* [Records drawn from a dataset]
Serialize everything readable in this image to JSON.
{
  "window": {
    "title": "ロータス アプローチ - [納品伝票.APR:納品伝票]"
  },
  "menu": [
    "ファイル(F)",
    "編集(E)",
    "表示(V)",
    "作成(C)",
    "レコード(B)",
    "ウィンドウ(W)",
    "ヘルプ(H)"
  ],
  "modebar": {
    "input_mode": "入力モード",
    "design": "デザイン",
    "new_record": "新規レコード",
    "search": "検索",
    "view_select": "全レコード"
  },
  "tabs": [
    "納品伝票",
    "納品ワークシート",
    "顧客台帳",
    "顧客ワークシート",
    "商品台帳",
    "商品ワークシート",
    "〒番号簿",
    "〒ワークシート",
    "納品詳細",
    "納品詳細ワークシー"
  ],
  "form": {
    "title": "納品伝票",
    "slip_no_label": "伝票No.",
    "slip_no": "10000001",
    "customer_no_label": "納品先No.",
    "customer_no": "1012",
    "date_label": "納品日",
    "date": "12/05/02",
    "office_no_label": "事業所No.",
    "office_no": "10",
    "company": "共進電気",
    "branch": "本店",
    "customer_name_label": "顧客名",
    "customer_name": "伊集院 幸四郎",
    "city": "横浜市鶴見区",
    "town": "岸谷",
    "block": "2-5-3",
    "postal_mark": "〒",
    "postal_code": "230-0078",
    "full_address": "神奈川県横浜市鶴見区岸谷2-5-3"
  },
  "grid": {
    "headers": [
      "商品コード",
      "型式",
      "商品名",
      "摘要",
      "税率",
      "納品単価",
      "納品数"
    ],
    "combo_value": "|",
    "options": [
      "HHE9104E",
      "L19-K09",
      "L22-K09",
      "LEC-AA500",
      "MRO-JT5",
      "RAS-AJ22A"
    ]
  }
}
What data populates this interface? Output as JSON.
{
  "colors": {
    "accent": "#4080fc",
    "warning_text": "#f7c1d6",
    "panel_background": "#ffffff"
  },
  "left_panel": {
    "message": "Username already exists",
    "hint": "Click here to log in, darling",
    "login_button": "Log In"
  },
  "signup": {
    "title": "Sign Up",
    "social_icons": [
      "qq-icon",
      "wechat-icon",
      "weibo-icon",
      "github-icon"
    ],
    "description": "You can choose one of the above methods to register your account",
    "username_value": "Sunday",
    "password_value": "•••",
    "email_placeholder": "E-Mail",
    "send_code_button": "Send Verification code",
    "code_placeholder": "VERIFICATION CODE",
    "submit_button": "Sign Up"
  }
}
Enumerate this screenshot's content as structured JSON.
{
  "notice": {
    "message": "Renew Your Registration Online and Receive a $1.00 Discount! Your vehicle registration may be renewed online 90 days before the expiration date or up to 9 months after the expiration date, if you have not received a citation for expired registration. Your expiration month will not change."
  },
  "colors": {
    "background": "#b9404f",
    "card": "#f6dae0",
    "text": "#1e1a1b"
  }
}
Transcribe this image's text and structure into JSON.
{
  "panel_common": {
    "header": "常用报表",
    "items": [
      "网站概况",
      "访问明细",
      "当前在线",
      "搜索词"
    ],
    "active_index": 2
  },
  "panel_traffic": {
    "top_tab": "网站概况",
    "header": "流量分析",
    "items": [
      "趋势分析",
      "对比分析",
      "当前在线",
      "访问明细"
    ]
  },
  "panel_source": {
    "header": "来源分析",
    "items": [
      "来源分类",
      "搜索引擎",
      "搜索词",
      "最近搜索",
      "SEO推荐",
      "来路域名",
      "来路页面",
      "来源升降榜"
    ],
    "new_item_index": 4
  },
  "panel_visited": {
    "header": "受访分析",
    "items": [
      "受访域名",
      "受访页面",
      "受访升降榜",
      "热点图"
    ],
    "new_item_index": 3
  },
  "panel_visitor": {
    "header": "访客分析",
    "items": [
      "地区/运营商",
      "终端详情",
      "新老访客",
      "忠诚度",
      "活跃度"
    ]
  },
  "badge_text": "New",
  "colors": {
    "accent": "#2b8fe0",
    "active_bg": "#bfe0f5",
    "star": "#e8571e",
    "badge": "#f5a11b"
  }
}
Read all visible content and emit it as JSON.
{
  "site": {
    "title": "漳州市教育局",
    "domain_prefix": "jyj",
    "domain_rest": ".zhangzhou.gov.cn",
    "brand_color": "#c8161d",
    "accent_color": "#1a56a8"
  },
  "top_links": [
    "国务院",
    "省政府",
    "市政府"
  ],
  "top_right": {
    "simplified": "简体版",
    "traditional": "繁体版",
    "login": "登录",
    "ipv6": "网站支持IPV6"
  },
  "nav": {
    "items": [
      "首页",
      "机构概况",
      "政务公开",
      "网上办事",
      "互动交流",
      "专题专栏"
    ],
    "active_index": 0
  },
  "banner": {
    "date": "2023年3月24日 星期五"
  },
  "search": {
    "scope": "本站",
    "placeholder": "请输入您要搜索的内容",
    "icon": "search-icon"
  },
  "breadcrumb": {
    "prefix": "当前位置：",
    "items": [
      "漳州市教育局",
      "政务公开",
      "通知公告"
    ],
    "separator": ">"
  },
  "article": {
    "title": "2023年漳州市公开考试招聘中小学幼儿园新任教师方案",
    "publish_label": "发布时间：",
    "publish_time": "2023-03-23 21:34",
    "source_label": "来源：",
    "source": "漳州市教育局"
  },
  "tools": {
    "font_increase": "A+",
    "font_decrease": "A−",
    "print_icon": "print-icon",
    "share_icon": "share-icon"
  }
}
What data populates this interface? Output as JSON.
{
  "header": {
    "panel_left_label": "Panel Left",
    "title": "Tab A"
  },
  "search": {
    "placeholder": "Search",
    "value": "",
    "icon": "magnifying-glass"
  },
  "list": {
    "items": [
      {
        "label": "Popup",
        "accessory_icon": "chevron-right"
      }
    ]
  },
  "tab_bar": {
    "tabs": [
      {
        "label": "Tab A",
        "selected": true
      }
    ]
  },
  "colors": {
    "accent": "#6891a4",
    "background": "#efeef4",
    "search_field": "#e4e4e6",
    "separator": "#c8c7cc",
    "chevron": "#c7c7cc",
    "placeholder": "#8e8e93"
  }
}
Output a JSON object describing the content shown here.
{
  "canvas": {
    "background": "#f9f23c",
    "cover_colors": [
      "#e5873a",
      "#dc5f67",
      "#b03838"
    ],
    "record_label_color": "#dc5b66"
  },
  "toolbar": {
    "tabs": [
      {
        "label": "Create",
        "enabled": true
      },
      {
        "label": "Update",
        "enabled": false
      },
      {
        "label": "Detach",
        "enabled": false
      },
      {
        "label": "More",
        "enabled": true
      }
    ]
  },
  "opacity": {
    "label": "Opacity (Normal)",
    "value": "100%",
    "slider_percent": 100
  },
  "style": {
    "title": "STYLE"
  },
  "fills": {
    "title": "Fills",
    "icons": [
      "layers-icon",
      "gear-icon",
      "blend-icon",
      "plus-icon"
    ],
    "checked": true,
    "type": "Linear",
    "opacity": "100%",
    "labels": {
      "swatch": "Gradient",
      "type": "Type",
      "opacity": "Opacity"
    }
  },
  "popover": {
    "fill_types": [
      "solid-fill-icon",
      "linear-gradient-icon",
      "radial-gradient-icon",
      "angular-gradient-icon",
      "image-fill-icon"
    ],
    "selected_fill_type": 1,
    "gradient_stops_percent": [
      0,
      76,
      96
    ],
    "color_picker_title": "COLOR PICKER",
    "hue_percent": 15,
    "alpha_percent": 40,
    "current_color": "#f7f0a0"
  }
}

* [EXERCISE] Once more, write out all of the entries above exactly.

* [TASK RESPONSE]
Serialize everything readable in this image to JSON.
{
  "window": {
    "title": "ロータス アプローチ - [納品伝票.APR:納品伝票]"
  },
  "menu": [
    "ファイル(F)",
    "編集(E)",
    "表示(V)",
    "作成(C)",
    "レコード(B)",
    "ウィンドウ(W)",
    "ヘルプ(H)"
  ],
  "modebar": {
    "input_mode": "入力モード",
    "design": "デザイン",
    "new_record": "新規レコード",
    "search": "検索",
    "view_select": "全レコード"
  },
  "tabs": [
    "納品伝票",
    "納品ワークシート",
    "顧客台帳",
    "顧客ワークシート",
    "商品台帳",
    "商品ワークシート",
    "〒番号簿",
    "〒ワークシート",
    "納品詳細",
    "納品詳細ワークシー"
  ],
  "form": {
    "title": "納品伝票",
    "slip_no_label": "伝票No.",
    "slip_no": "10000001",
    "customer_no_label": "納品先No.",
    "customer_no": "1012",
    "date_label": "納品日",
    "date": "12/05/02",
    "office_no_label": "事業所No.",
    "office_no": "10",
    "company": "共進電気",
    "branch": "本店",
    "customer_name_label": "顧客名",
    "customer_name": "伊集院 幸四郎",
    "city": "横浜市鶴見区",
    "town": "岸谷",
    "block": "2-5-3",
    "postal_mark": "〒",
    "postal_code": "230-0078",
    "full_address": "神奈川県横浜市鶴見区岸谷2-5-3"
  },
  "grid": {
    "headers": [
      "商品コード",
      "型式",
      "商品名",
      "摘要",
      "税率",
      "納品単価",
      "納品数"
    ],
    "combo_value": "|",
    "options": [
      "HHE9104E",
      "L19-K09",
      "L22-K09",
      "LEC-AA500",
      "MRO-JT5",
      "RAS-AJ22A"
    ]
  }
}
What data populates this interface? Output as JSON.
{
  "colors": {
    "accent": "#4080fc",
    "warning_text": "#f7c1d6",
    "panel_background": "#ffffff"
  },
  "left_panel": {
    "message": "Username already exists",
    "hint": "Click here to log in, darling",
    "login_button": "Log In"
  },
  "signup": {
    "title": "Sign Up",
    "social_icons": [
      "qq-icon",
      "wechat-icon",
      "weibo-icon",
      "github-icon"
    ],
    "description": "You can choose one of the above methods to register your account",
    "username_value": "Sunday",
    "password_value": "•••",
    "email_placeholder": "E-Mail",
    "send_code_button": "Send Verification code",
    "code_placeholder": "VERIFICATION CODE",
    "submit_button": "Sign Up"
  }
}
Enumerate this screenshot's content as structured JSON.
{
  "notice": {
    "message": "Renew Your Registration Online and Receive a $1.00 Discount! Your vehicle registration may be renewed online 90 days before the expiration date or up to 9 months after the expiration date, if you have not received a citation for expired registration. Your expiration month will not change."
  },
  "colors": {
    "background": "#b9404f",
    "card": "#f6dae0",
    "text": "#1e1a1b"
  }
}
Transcribe this image's text and structure into JSON.
{
  "panel_common": {
    "header": "常用报表",
    "items": [
      "网站概况",
      "访问明细",
      "当前在线",
      "搜索词"
    ],
    "active_index": 2
  },
  "panel_traffic": {
    "top_tab": "网站概况",
    "header": "流量分析",
    "items": [
      "趋势分析",
      "对比分析",
      "当前在线",
      "访问明细"
    ]
  },
  "panel_source": {
    "header": "来源分析",
    "items": [
      "来源分类",
      "搜索引擎",
      "搜索词",
      "最近搜索",
      "SEO推荐",
      "来路域名",
      "来路页面",
      "来源升降榜"
    ],
    "new_item_index": 4
  },
  "panel_visited": {
    "header": "受访分析",
    "items": [
      "受访域名",
      "受访页面",
      "受访升降榜",
      "热点图"
    ],
    "new_item_index": 3
  },
  "panel_visitor": {
    "header": "访客分析",
    "items": [
      "地区/运营商",
      "终端详情",
      "新老访客",
      "忠诚度",
      "活跃度"
    ]
  },
  "badge_text": "New",
  "colors": {
    "accent": "#2b8fe0",
    "active_bg": "#bfe0f5",
    "star": "#e8571e",
    "badge": "#f5a11b"
  }
}
Read all visible content and emit it as JSON.
{
  "site": {
    "title": "漳州市教育局",
    "domain_prefix": "jyj",
    "domain_rest": ".zhangzhou.gov.cn",
    "brand_color": "#c8161d",
    "accent_color": "#1a56a8"
  },
  "top_links": [
    "国务院",
    "省政府",
    "市政府"
  ],
  "top_right": {
    "simplified": "简体版",
    "traditional": "繁体版",
    "login": "登录",
    "ipv6": "网站支持IPV6"
  },
  "nav": {
    "items": [
      "首页",
      "机构概况",
      "政务公开",
      "网上办事",
      "互动交流",
      "专题专栏"
    ],
    "active_index": 0
  },
  "banner": {
    "date": "2023年3月24日 星期五"
  },
  "search": {
    "scope": "本站",
    "placeholder": "请输入您要搜索的内容",
    "icon": "search-icon"
  },
  "breadcrumb": {
    "prefix": "当前位置：",
    "items": [
      "漳州市教育局",
      "政务公开",
      "通知公告"
    ],
    "separator": ">"
  },
  "article": {
    "title": "2023年漳州市公开考试招聘中小学幼儿园新任教师方案",
    "publish_label": "发布时间：",
    "publish_time": "2023-03-23 21:34",
    "source_label": "来源：",
    "source": "漳州市教育局"
  },
  "tools": {
    "font_increase": "A+",
    "font_decrease": "A−",
    "print_icon": "print-icon",
    "share_icon": "share-icon"
  }
}
What data populates this interface? Output as JSON.
{
  "header": {
    "panel_left_label": "Panel Left",
    "title": "Tab A"
  },
  "search": {
    "placeholder": "Search",
    "value": "",
    "icon": "magnifying-glass"
  },
  "list": {
    "items": [
      {
        "label": "Popup",
        "accessory_icon": "chevron-right"
      }
    ]
  },
  "tab_bar": {
    "tabs": [
      {
        "label": "Tab A",
        "selected": true
      }
    ]
  },
  "colors": {
    "accent": "#6891a4",
    "background": "#efeef4",
    "search_field": "#e4e4e6",
    "separator": "#c8c7cc",
    "chevron": "#c7c7cc",
    "placeholder": "#8e8e93"
  }
}
Output a JSON object describing the content shown here.
{
  "canvas": {
    "background": "#f9f23c",
    "cover_colors": [
      "#e5873a",
      "#dc5f67",
      "#b03838"
    ],
    "record_label_color": "#dc5b66"
  },
  "toolbar": {
    "tabs": [
      {
        "label": "Create",
        "enabled": true
      },
      {
        "label": "Update",
        "enabled": false
      },
      {
        "label": "Detach",
        "enabled": false
      },
      {
        "label": "More",
        "enabled": true
      }
    ]
  },
  "opacity": {
    "label": "Opacity (Normal)",
    "value": "100%",
    "slider_percent": 100
  },
  "style": {
    "title": "STYLE"
  },
  "fills": {
    "title": "Fills",
    "icons": [
      "layers-icon",
      "gear-icon",
      "blend-icon",
      "plus-icon"
    ],
    "checked": true,
    "type": "Linear",
    "opacity": "100%",
    "labels": {
      "swatch": "Gradient",
      "type": "Type",
      "opacity": "Opacity"
    }
  },
  "popover": {
    "fill_types": [
      "solid-fill-icon",
      "linear-gradient-icon",
      "radial-gradient-icon",
      "angular-gradient-icon",
      "image-fill-icon"
    ],
    "selected_fill_type": 1,
    "gradient_stops_percent": [
      0,
      76,
      96
    ],
    "color_picker_title": "COLOR PICKER",
    "hue_percent": 15,
    "alpha_percent": 40,
    "current_color": "#f7f0a0"
  }
}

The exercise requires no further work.